■ WORK ITEM ■
Within the records, which lines hold the string "Frame"? Report each one by copying it.

■ DATA ■
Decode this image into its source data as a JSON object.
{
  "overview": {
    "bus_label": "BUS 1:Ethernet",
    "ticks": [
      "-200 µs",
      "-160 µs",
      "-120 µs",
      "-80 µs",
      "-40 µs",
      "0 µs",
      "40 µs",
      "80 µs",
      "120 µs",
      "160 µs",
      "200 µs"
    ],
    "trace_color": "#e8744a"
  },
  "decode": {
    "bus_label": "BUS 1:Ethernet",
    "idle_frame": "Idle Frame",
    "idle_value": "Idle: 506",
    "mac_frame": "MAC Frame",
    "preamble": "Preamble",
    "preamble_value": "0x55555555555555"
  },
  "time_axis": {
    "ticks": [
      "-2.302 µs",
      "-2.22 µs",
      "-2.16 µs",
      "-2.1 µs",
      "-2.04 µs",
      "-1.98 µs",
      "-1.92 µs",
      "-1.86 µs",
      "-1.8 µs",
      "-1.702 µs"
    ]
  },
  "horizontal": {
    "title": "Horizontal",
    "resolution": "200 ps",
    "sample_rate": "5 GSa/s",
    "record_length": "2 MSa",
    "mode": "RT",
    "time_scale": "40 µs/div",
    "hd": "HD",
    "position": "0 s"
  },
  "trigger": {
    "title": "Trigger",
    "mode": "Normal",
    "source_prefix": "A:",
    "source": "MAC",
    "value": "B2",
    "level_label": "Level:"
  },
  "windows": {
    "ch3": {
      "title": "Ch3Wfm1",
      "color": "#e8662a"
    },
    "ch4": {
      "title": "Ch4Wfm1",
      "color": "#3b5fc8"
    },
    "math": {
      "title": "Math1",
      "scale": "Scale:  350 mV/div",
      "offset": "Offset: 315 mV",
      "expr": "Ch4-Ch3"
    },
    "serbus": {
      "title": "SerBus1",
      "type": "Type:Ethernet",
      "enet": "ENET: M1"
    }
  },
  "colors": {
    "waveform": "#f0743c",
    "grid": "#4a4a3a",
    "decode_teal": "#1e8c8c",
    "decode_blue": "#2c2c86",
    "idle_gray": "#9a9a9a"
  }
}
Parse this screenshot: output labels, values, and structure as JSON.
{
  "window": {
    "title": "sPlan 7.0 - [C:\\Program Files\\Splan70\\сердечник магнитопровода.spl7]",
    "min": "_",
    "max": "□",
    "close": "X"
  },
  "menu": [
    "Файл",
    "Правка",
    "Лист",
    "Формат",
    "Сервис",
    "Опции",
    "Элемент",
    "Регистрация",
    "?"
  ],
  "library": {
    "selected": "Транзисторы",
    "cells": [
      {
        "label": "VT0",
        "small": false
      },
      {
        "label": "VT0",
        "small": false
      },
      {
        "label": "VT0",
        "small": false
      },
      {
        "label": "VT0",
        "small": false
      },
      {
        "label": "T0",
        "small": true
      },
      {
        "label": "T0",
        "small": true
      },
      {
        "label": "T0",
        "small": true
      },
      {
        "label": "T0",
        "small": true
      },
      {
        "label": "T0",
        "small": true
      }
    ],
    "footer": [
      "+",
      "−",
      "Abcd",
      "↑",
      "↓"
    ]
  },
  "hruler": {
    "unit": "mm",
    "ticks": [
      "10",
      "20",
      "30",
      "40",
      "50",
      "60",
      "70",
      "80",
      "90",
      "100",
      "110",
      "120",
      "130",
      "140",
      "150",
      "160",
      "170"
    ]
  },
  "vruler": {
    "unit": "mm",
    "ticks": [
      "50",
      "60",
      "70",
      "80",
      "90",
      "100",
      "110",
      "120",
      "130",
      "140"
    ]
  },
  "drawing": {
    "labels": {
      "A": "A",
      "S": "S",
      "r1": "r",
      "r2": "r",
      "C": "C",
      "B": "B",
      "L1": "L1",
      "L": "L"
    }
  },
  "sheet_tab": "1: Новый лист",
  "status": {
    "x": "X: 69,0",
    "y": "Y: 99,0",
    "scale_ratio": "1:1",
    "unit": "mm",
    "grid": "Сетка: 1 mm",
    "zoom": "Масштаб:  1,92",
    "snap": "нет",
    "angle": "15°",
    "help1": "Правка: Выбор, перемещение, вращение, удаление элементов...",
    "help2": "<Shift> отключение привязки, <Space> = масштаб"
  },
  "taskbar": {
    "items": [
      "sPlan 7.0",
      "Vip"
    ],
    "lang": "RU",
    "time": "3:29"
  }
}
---
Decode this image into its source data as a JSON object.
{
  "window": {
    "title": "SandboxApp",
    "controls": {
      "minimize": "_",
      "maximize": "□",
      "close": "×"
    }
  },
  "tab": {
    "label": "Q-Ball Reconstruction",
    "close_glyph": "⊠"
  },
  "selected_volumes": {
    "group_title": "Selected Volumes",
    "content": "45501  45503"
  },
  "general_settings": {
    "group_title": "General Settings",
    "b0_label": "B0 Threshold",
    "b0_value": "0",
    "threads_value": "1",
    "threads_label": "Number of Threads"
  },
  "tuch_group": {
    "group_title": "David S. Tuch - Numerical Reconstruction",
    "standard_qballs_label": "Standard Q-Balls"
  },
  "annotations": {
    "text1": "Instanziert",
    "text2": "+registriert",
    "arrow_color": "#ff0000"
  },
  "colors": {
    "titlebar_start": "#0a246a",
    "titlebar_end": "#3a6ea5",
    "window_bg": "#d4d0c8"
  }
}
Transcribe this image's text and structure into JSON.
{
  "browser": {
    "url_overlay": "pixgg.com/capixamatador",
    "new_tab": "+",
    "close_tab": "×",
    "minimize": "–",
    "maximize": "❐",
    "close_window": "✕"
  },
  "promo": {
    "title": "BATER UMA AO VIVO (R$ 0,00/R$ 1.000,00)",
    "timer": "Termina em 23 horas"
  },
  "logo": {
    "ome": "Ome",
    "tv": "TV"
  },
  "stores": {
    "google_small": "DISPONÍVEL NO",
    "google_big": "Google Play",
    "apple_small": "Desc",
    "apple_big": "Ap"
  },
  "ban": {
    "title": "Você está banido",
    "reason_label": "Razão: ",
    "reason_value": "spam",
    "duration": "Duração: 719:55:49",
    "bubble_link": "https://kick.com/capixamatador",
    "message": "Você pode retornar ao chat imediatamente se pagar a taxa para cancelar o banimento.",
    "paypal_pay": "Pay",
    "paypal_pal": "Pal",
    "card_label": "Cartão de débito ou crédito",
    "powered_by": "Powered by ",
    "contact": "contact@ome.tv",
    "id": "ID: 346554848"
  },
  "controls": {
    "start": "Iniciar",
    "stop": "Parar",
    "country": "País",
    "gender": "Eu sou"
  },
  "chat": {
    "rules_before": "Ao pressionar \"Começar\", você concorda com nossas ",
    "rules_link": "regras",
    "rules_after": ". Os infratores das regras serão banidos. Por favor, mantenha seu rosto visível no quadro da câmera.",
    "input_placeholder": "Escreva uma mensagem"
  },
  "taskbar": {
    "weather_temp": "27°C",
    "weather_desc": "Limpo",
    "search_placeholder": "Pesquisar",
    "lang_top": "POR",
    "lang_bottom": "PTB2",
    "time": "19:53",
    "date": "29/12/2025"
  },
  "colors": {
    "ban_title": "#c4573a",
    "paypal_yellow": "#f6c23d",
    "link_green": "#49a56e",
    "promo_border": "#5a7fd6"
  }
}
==
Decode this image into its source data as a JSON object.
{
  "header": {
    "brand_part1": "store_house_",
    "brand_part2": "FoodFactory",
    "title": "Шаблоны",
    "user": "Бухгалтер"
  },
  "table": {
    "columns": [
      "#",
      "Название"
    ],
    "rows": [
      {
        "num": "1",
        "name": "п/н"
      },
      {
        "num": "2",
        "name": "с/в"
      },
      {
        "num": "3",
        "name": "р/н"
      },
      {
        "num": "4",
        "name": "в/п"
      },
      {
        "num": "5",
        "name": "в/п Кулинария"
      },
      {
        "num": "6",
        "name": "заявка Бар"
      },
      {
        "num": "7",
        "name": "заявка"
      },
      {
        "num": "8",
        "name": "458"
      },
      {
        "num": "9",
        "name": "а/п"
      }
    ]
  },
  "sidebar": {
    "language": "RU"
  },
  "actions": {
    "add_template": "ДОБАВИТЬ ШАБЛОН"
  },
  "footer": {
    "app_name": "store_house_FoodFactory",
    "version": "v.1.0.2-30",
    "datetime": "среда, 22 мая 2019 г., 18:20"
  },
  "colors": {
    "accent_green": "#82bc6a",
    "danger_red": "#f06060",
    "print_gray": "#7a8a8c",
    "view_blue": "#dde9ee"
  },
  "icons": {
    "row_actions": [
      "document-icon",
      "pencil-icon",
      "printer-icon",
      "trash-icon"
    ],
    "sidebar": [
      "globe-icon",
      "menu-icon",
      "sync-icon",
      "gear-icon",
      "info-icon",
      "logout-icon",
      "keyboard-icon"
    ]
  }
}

■ EXPECTED ANSWER ■
    "idle_frame": "Idle Frame",
    "mac_frame": "MAC Frame",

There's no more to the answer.